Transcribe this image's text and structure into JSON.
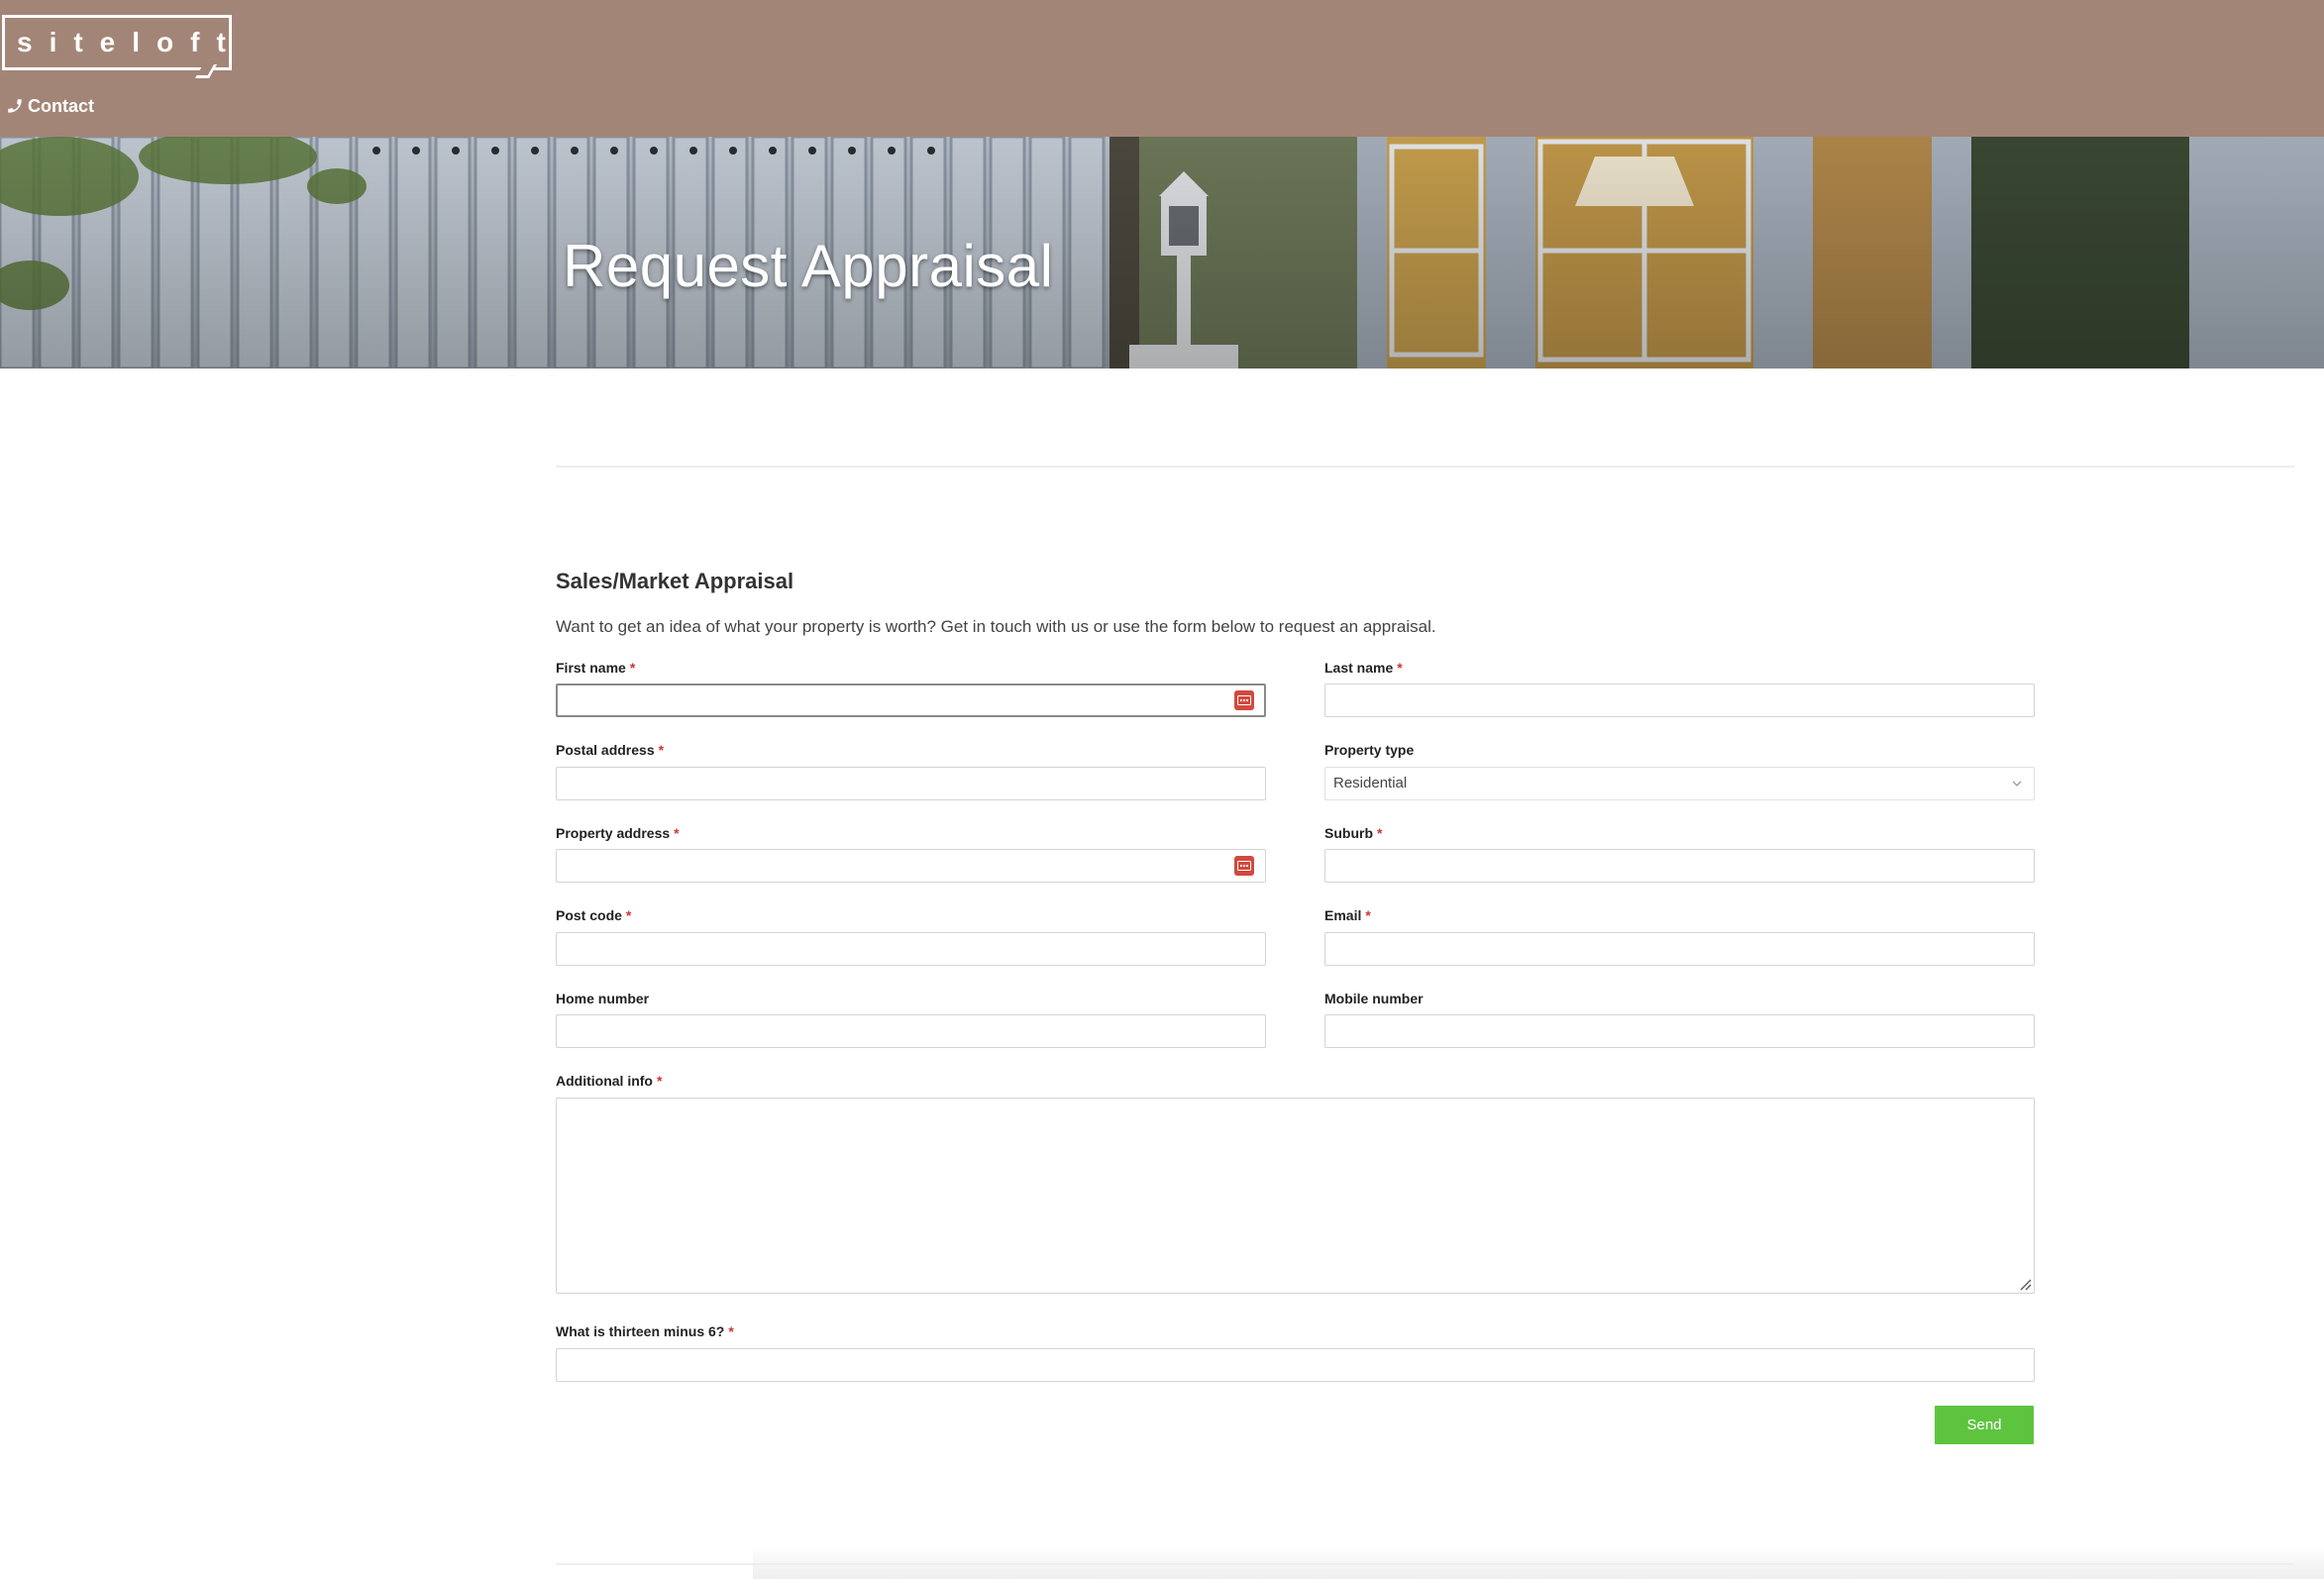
{
  "header": {
    "logo_text": "siteloft",
    "contact_label": "Contact"
  },
  "hero": {
    "title": "Request Appraisal"
  },
  "form": {
    "title": "Sales/Market Appraisal",
    "intro": "Want to get an idea of what your property is worth? Get in touch with us or use the form below to request an appraisal.",
    "required_marker": "*",
    "fields": {
      "first_name": {
        "label": "First name",
        "value": ""
      },
      "last_name": {
        "label": "Last name",
        "value": ""
      },
      "postal_address": {
        "label": "Postal address",
        "value": ""
      },
      "property_type": {
        "label": "Property type",
        "value": "Residential"
      },
      "property_address": {
        "label": "Property address",
        "value": ""
      },
      "suburb": {
        "label": "Suburb",
        "value": ""
      },
      "post_code": {
        "label": "Post code",
        "value": ""
      },
      "email": {
        "label": "Email",
        "value": ""
      },
      "home_number": {
        "label": "Home number",
        "value": ""
      },
      "mobile_number": {
        "label": "Mobile number",
        "value": ""
      },
      "additional_info": {
        "label": "Additional info",
        "value": ""
      },
      "captcha": {
        "label": "What is thirteen minus 6?",
        "value": ""
      }
    },
    "send_label": "Send"
  },
  "colors": {
    "header_bg": "#a38577",
    "send_button": "#5ec440",
    "required": "#d43333",
    "password_manager_icon": "#d4483d"
  },
  "icons": {
    "contact": "phone-icon",
    "password_manager": "password-manager-icon",
    "select": "chevron-down-icon"
  }
}
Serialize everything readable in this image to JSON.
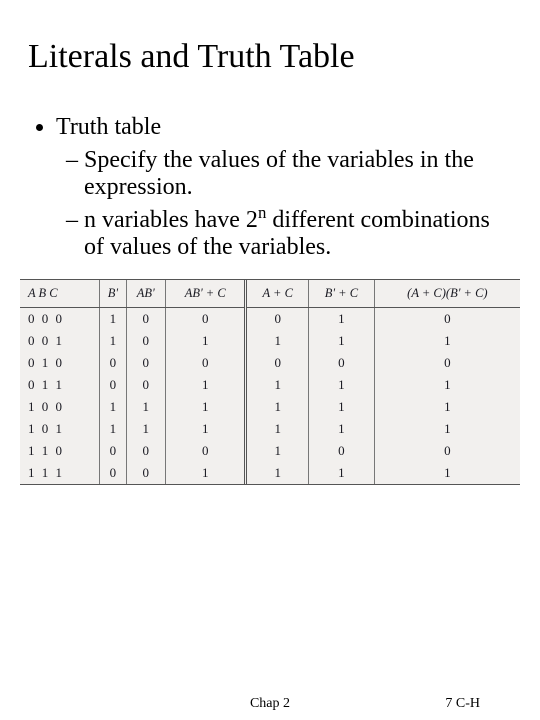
{
  "title": "Literals and Truth Table",
  "bullets": {
    "topic": "Truth table",
    "sub1": "Specify the values of the variables in the expression.",
    "sub2_pre": "n variables have 2",
    "sub2_sup": "n",
    "sub2_post": " different combinations of values of the variables."
  },
  "chart_data": {
    "type": "table",
    "headers": [
      "A B C",
      "B'",
      "AB'",
      "AB' + C",
      "A + C",
      "B' + C",
      "(A + C)(B' + C)"
    ],
    "rows": [
      {
        "abc": "0 0 0",
        "bp": "1",
        "abp": "0",
        "abpc": "0",
        "ac": "0",
        "bpc": "1",
        "prod": "0"
      },
      {
        "abc": "0 0 1",
        "bp": "1",
        "abp": "0",
        "abpc": "1",
        "ac": "1",
        "bpc": "1",
        "prod": "1"
      },
      {
        "abc": "0 1 0",
        "bp": "0",
        "abp": "0",
        "abpc": "0",
        "ac": "0",
        "bpc": "0",
        "prod": "0"
      },
      {
        "abc": "0 1 1",
        "bp": "0",
        "abp": "0",
        "abpc": "1",
        "ac": "1",
        "bpc": "1",
        "prod": "1"
      },
      {
        "abc": "1 0 0",
        "bp": "1",
        "abp": "1",
        "abpc": "1",
        "ac": "1",
        "bpc": "1",
        "prod": "1"
      },
      {
        "abc": "1 0 1",
        "bp": "1",
        "abp": "1",
        "abpc": "1",
        "ac": "1",
        "bpc": "1",
        "prod": "1"
      },
      {
        "abc": "1 1 0",
        "bp": "0",
        "abp": "0",
        "abpc": "0",
        "ac": "1",
        "bpc": "0",
        "prod": "0"
      },
      {
        "abc": "1 1 1",
        "bp": "0",
        "abp": "0",
        "abpc": "1",
        "ac": "1",
        "bpc": "1",
        "prod": "1"
      }
    ]
  },
  "footer": {
    "center": "Chap 2",
    "right": "7 C-H"
  }
}
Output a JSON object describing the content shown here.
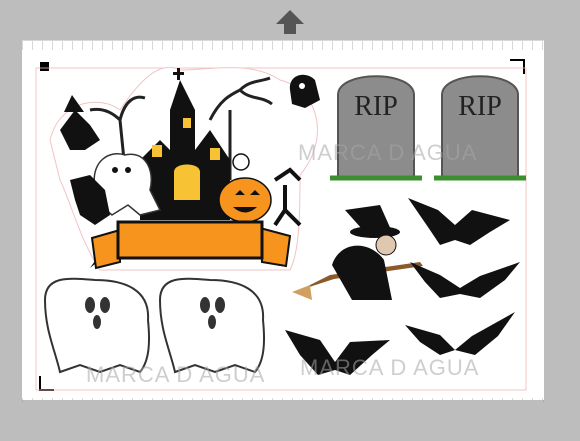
{
  "colors": {
    "mat": "#bdbdbd",
    "sheet": "#ffffff",
    "orange": "#f7941d",
    "black": "#000000",
    "gravestone": "#8c8c8c",
    "ghost": "#ffffff"
  },
  "icons": {
    "move_up": "up-arrow-icon"
  },
  "gravestones": [
    {
      "text": "RIP"
    },
    {
      "text": "RIP"
    }
  ],
  "watermarks": [
    {
      "text": "MARCA D AGUA"
    },
    {
      "text": "MARCA D AGUA"
    },
    {
      "text": "MARCA D AGUA"
    }
  ]
}
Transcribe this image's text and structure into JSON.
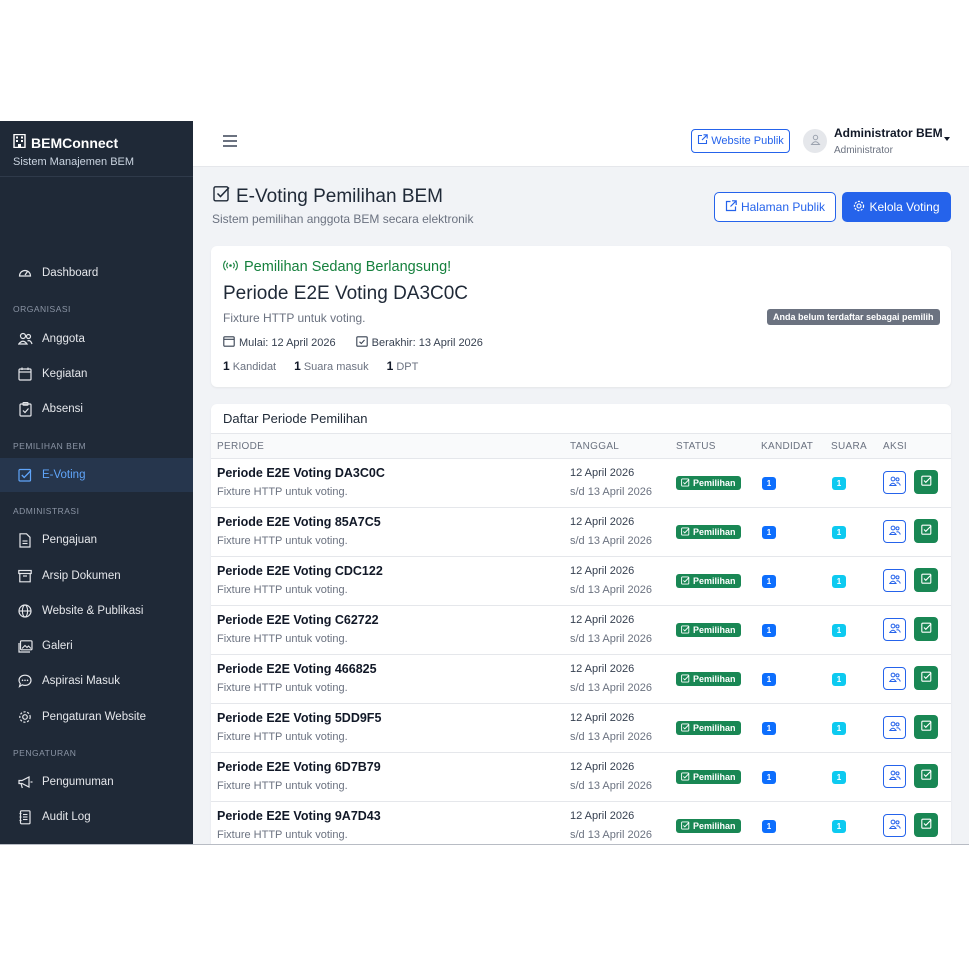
{
  "brand": {
    "title": "BEMConnect",
    "subtitle": "Sistem Manajemen BEM"
  },
  "sidebar": {
    "items": [
      {
        "label": "Dashboard",
        "icon": "gauge-icon"
      },
      {
        "label": "Anggota",
        "icon": "users-icon"
      },
      {
        "label": "Kegiatan",
        "icon": "calendar-icon"
      },
      {
        "label": "Absensi",
        "icon": "clipboard-icon"
      },
      {
        "label": "E-Voting",
        "icon": "check-square-icon",
        "active": true
      },
      {
        "label": "Pengajuan",
        "icon": "file-icon"
      },
      {
        "label": "Arsip Dokumen",
        "icon": "archive-icon"
      },
      {
        "label": "Website & Publikasi",
        "icon": "globe-icon"
      },
      {
        "label": "Galeri",
        "icon": "images-icon"
      },
      {
        "label": "Aspirasi Masuk",
        "icon": "chat-icon"
      },
      {
        "label": "Pengaturan Website",
        "icon": "gear-icon"
      },
      {
        "label": "Pengumuman",
        "icon": "megaphone-icon"
      },
      {
        "label": "Audit Log",
        "icon": "journal-icon"
      }
    ],
    "sections": [
      "ORGANISASI",
      "PEMILIHAN BEM",
      "ADMINISTRASI",
      "PENGATURAN"
    ]
  },
  "topbar": {
    "public_site_label": "Website Publik",
    "user_name": "Administrator BEM",
    "user_role": "Administrator"
  },
  "header": {
    "title": "E-Voting Pemilihan BEM",
    "subtitle": "Sistem pemilihan anggota BEM secara elektronik",
    "public_page_label": "Halaman Publik",
    "manage_label": "Kelola Voting"
  },
  "active": {
    "status": "Pemilihan Sedang Berlangsung!",
    "title": "Periode E2E Voting DA3C0C",
    "description": "Fixture HTTP untuk voting.",
    "start": "Mulai: 12 April 2026",
    "end": "Berakhir: 13 April 2026",
    "candidates_count": "1",
    "candidates_label": "Kandidat",
    "votes_count": "1",
    "votes_label": "Suara masuk",
    "dpt_count": "1",
    "dpt_label": "DPT",
    "voter_notice": "Anda belum terdaftar sebagai pemilih"
  },
  "table": {
    "title": "Daftar Periode Pemilihan",
    "columns": [
      "PERIODE",
      "TANGGAL",
      "STATUS",
      "KANDIDAT",
      "SUARA",
      "AKSI"
    ],
    "rows": [
      {
        "name": "Periode E2E Voting DA3C0C",
        "desc": "Fixture HTTP untuk voting.",
        "date_start": "12 April 2026",
        "date_end": "s/d 13 April 2026",
        "status": "Pemilihan",
        "kandidat": "1",
        "suara": "1"
      },
      {
        "name": "Periode E2E Voting 85A7C5",
        "desc": "Fixture HTTP untuk voting.",
        "date_start": "12 April 2026",
        "date_end": "s/d 13 April 2026",
        "status": "Pemilihan",
        "kandidat": "1",
        "suara": "1"
      },
      {
        "name": "Periode E2E Voting CDC122",
        "desc": "Fixture HTTP untuk voting.",
        "date_start": "12 April 2026",
        "date_end": "s/d 13 April 2026",
        "status": "Pemilihan",
        "kandidat": "1",
        "suara": "1"
      },
      {
        "name": "Periode E2E Voting C62722",
        "desc": "Fixture HTTP untuk voting.",
        "date_start": "12 April 2026",
        "date_end": "s/d 13 April 2026",
        "status": "Pemilihan",
        "kandidat": "1",
        "suara": "1"
      },
      {
        "name": "Periode E2E Voting 466825",
        "desc": "Fixture HTTP untuk voting.",
        "date_start": "12 April 2026",
        "date_end": "s/d 13 April 2026",
        "status": "Pemilihan",
        "kandidat": "1",
        "suara": "1"
      },
      {
        "name": "Periode E2E Voting 5DD9F5",
        "desc": "Fixture HTTP untuk voting.",
        "date_start": "12 April 2026",
        "date_end": "s/d 13 April 2026",
        "status": "Pemilihan",
        "kandidat": "1",
        "suara": "1"
      },
      {
        "name": "Periode E2E Voting 6D7B79",
        "desc": "Fixture HTTP untuk voting.",
        "date_start": "12 April 2026",
        "date_end": "s/d 13 April 2026",
        "status": "Pemilihan",
        "kandidat": "1",
        "suara": "1"
      },
      {
        "name": "Periode E2E Voting 9A7D43",
        "desc": "Fixture HTTP untuk voting.",
        "date_start": "12 April 2026",
        "date_end": "s/d 13 April 2026",
        "status": "Pemilihan",
        "kandidat": "1",
        "suara": "1"
      }
    ]
  },
  "colors": {
    "primary": "#2563eb",
    "success": "#198754",
    "info": "#0dcaf0",
    "sidebar": "#1f2937"
  }
}
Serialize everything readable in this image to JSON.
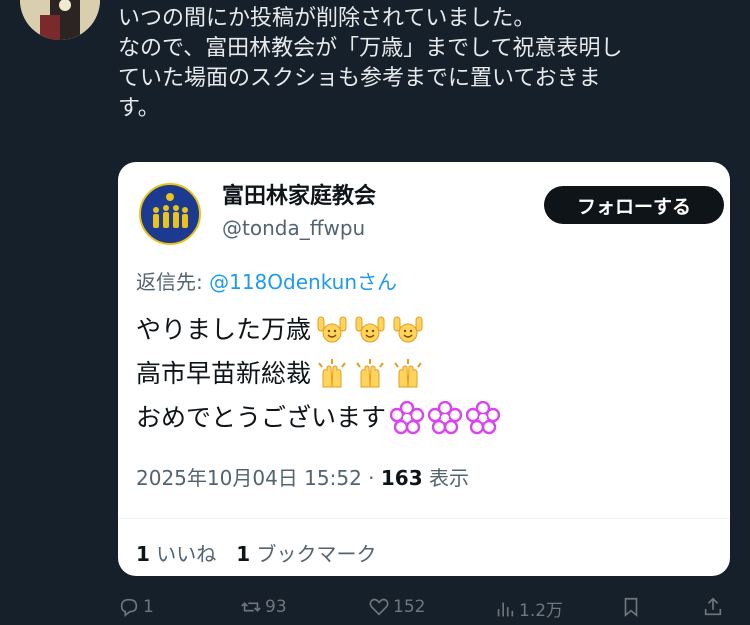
{
  "post": {
    "lines": [
      "いつの間にか投稿が削除されていました。",
      "なので、富田林教会が「万歳」までして祝意表明し",
      "ていた場面のスクショも参考までに置いておきま",
      "す。"
    ]
  },
  "quoted": {
    "name": "富田林家庭教会",
    "handle": "@tonda_ffwpu",
    "follow_label": "フォローする",
    "reply_prefix": "返信先: ",
    "reply_mention": "@118Odenkun",
    "reply_suffix": "さん",
    "body": [
      {
        "text": "やりました万歳",
        "emoji": "raising-hands-emoji",
        "count": 3
      },
      {
        "text": "高市早苗新総裁",
        "emoji": "clapping-hands-emoji",
        "count": 3
      },
      {
        "text": "おめでとうございます",
        "emoji": "cherry-blossom-emoji",
        "count": 3
      }
    ],
    "timestamp": "2025年10月04日 15:52",
    "separator": " · ",
    "view_count": "163",
    "view_label": " 表示",
    "likes_count": "1",
    "likes_label": " いいね",
    "bookmarks_count": "1",
    "bookmarks_label": " ブックマーク"
  },
  "actions": {
    "reply_count": "1",
    "repost_count": "93",
    "like_count": "152",
    "views_count": "1.2万"
  },
  "colors": {
    "background": "#15202b",
    "mention": "#1d9bf0",
    "secondary": "#536471",
    "blossom": "#d946ef"
  }
}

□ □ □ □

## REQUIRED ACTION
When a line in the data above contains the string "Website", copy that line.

## OUTPUT OF THE TASK
        "label": "Website & Publikasi",
        "label": "Pengaturan Website",
    "public_site_label": "Website Publik",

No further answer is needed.